» Work to complete: A complete and exact copy of the entries below is the expected result.

Component data from apps and pages
Start of Block

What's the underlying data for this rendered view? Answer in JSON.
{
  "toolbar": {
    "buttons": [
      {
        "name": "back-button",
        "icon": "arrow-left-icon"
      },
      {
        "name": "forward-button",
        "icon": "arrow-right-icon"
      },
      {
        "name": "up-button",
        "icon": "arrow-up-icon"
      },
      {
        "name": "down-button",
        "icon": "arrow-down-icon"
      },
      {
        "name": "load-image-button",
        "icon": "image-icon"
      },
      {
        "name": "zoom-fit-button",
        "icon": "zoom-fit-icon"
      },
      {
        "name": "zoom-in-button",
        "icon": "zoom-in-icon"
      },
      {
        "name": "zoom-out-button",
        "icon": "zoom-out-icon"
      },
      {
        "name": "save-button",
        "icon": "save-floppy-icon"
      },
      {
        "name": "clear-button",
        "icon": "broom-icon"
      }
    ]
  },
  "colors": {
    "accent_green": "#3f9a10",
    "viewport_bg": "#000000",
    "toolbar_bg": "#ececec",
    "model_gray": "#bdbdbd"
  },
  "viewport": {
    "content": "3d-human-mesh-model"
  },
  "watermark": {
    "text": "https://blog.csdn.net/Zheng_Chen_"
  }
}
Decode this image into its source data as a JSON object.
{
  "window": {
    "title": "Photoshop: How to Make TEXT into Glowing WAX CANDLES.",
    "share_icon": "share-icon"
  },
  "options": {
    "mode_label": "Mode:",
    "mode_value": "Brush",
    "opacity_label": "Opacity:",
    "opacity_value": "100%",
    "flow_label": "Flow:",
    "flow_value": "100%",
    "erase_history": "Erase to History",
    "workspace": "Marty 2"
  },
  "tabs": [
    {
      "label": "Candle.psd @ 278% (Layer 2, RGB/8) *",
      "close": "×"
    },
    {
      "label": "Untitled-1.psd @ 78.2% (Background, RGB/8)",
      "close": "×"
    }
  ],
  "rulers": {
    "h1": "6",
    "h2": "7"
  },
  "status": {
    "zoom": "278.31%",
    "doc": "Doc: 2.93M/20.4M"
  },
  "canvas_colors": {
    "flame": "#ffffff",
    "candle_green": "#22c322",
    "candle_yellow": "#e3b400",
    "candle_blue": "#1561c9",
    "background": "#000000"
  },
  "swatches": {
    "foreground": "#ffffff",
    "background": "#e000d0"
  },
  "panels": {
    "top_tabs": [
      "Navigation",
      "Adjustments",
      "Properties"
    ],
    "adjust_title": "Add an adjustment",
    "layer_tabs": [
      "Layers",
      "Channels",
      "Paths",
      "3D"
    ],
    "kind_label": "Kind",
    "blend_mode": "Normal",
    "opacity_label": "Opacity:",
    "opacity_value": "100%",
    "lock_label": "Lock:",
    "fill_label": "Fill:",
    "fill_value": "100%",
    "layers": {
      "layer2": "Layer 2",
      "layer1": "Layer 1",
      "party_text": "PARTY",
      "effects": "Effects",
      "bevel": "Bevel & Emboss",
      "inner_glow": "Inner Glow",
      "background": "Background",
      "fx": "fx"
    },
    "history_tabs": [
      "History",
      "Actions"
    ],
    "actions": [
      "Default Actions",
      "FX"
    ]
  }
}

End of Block

» Output of the exercise:
What's the underlying data for this rendered view? Answer in JSON.
{
  "toolbar": {
    "buttons": [
      {
        "name": "back-button",
        "icon": "arrow-left-icon"
      },
      {
        "name": "forward-button",
        "icon": "arrow-right-icon"
      },
      {
        "name": "up-button",
        "icon": "arrow-up-icon"
      },
      {
        "name": "down-button",
        "icon": "arrow-down-icon"
      },
      {
        "name": "load-image-button",
        "icon": "image-icon"
      },
      {
        "name": "zoom-fit-button",
        "icon": "zoom-fit-icon"
      },
      {
        "name": "zoom-in-button",
        "icon": "zoom-in-icon"
      },
      {
        "name": "zoom-out-button",
        "icon": "zoom-out-icon"
      },
      {
        "name": "save-button",
        "icon": "save-floppy-icon"
      },
      {
        "name": "clear-button",
        "icon": "broom-icon"
      }
    ]
  },
  "colors": {
    "accent_green": "#3f9a10",
    "viewport_bg": "#000000",
    "toolbar_bg": "#ececec",
    "model_gray": "#bdbdbd"
  },
  "viewport": {
    "content": "3d-human-mesh-model"
  },
  "watermark": {
    "text": "https://blog.csdn.net/Zheng_Chen_"
  }
}
Decode this image into its source data as a JSON object.
{
  "window": {
    "title": "Photoshop: How to Make TEXT into Glowing WAX CANDLES.",
    "share_icon": "share-icon"
  },
  "options": {
    "mode_label": "Mode:",
    "mode_value": "Brush",
    "opacity_label": "Opacity:",
    "opacity_value": "100%",
    "flow_label": "Flow:",
    "flow_value": "100%",
    "erase_history": "Erase to History",
    "workspace": "Marty 2"
  },
  "tabs": [
    {
      "label": "Candle.psd @ 278% (Layer 2, RGB/8) *",
      "close": "×"
    },
    {
      "label": "Untitled-1.psd @ 78.2% (Background, RGB/8)",
      "close": "×"
    }
  ],
  "rulers": {
    "h1": "6",
    "h2": "7"
  },
  "status": {
    "zoom": "278.31%",
    "doc": "Doc: 2.93M/20.4M"
  },
  "canvas_colors": {
    "flame": "#ffffff",
    "candle_green": "#22c322",
    "candle_yellow": "#e3b400",
    "candle_blue": "#1561c9",
    "background": "#000000"
  },
  "swatches": {
    "foreground": "#ffffff",
    "background": "#e000d0"
  },
  "panels": {
    "top_tabs": [
      "Navigation",
      "Adjustments",
      "Properties"
    ],
    "adjust_title": "Add an adjustment",
    "layer_tabs": [
      "Layers",
      "Channels",
      "Paths",
      "3D"
    ],
    "kind_label": "Kind",
    "blend_mode": "Normal",
    "opacity_label": "Opacity:",
    "opacity_value": "100%",
    "lock_label": "Lock:",
    "fill_label": "Fill:",
    "fill_value": "100%",
    "layers": {
      "layer2": "Layer 2",
      "layer1": "Layer 1",
      "party_text": "PARTY",
      "effects": "Effects",
      "bevel": "Bevel & Emboss",
      "inner_glow": "Inner Glow",
      "background": "Background",
      "fx": "fx"
    },
    "history_tabs": [
      "History",
      "Actions"
    ],
    "actions": [
      "Default Actions",
      "FX"
    ]
  }
}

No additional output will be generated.